I'd like the entire listing output verbatim, apart from the pictures.

BEGIN

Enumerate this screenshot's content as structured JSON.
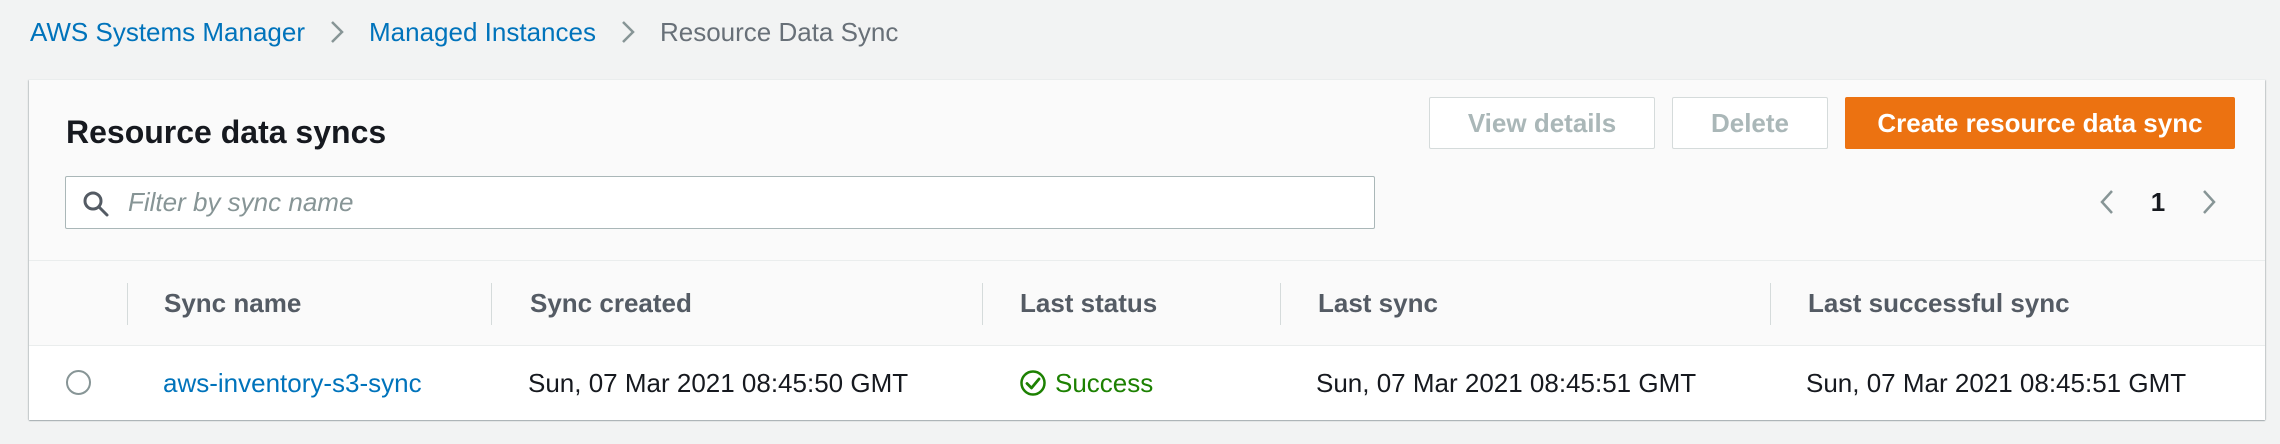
{
  "breadcrumb": {
    "items": [
      "AWS Systems Manager",
      "Managed Instances",
      "Resource Data Sync"
    ]
  },
  "panel": {
    "title": "Resource data syncs",
    "buttons": {
      "view_details": "View details",
      "delete": "Delete",
      "create": "Create resource data sync"
    },
    "search": {
      "placeholder": "Filter by sync name",
      "value": ""
    },
    "pagination": {
      "current_page": "1"
    }
  },
  "table": {
    "columns": [
      "Sync name",
      "Sync created",
      "Last status",
      "Last sync",
      "Last successful sync"
    ],
    "rows": [
      {
        "sync_name": "aws-inventory-s3-sync",
        "sync_created": "Sun, 07 Mar 2021 08:45:50 GMT",
        "last_status": "Success",
        "last_sync": "Sun, 07 Mar 2021 08:45:51 GMT",
        "last_successful_sync": "Sun, 07 Mar 2021 08:45:51 GMT",
        "selected": false
      }
    ]
  },
  "colors": {
    "link": "#0073bb",
    "primary_button": "#ec7211",
    "success": "#1d8102",
    "disabled_text": "#aab7b8"
  },
  "icons": [
    "chevron-right-icon",
    "search-icon",
    "chevron-left-icon",
    "success-check-icon"
  ]
}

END

▸ **EXERCISE SOLUTION**
Enumerate this screenshot's content as structured JSON.
{
  "breadcrumb": {
    "items": [
      "AWS Systems Manager",
      "Managed Instances",
      "Resource Data Sync"
    ]
  },
  "panel": {
    "title": "Resource data syncs",
    "buttons": {
      "view_details": "View details",
      "delete": "Delete",
      "create": "Create resource data sync"
    },
    "search": {
      "placeholder": "Filter by sync name",
      "value": ""
    },
    "pagination": {
      "current_page": "1"
    }
  },
  "table": {
    "columns": [
      "Sync name",
      "Sync created",
      "Last status",
      "Last sync",
      "Last successful sync"
    ],
    "rows": [
      {
        "sync_name": "aws-inventory-s3-sync",
        "sync_created": "Sun, 07 Mar 2021 08:45:50 GMT",
        "last_status": "Success",
        "last_sync": "Sun, 07 Mar 2021 08:45:51 GMT",
        "last_successful_sync": "Sun, 07 Mar 2021 08:45:51 GMT",
        "selected": false
      }
    ]
  },
  "colors": {
    "link": "#0073bb",
    "primary_button": "#ec7211",
    "success": "#1d8102",
    "disabled_text": "#aab7b8"
  },
  "icons": [
    "chevron-right-icon",
    "search-icon",
    "chevron-left-icon",
    "success-check-icon"
  ]
}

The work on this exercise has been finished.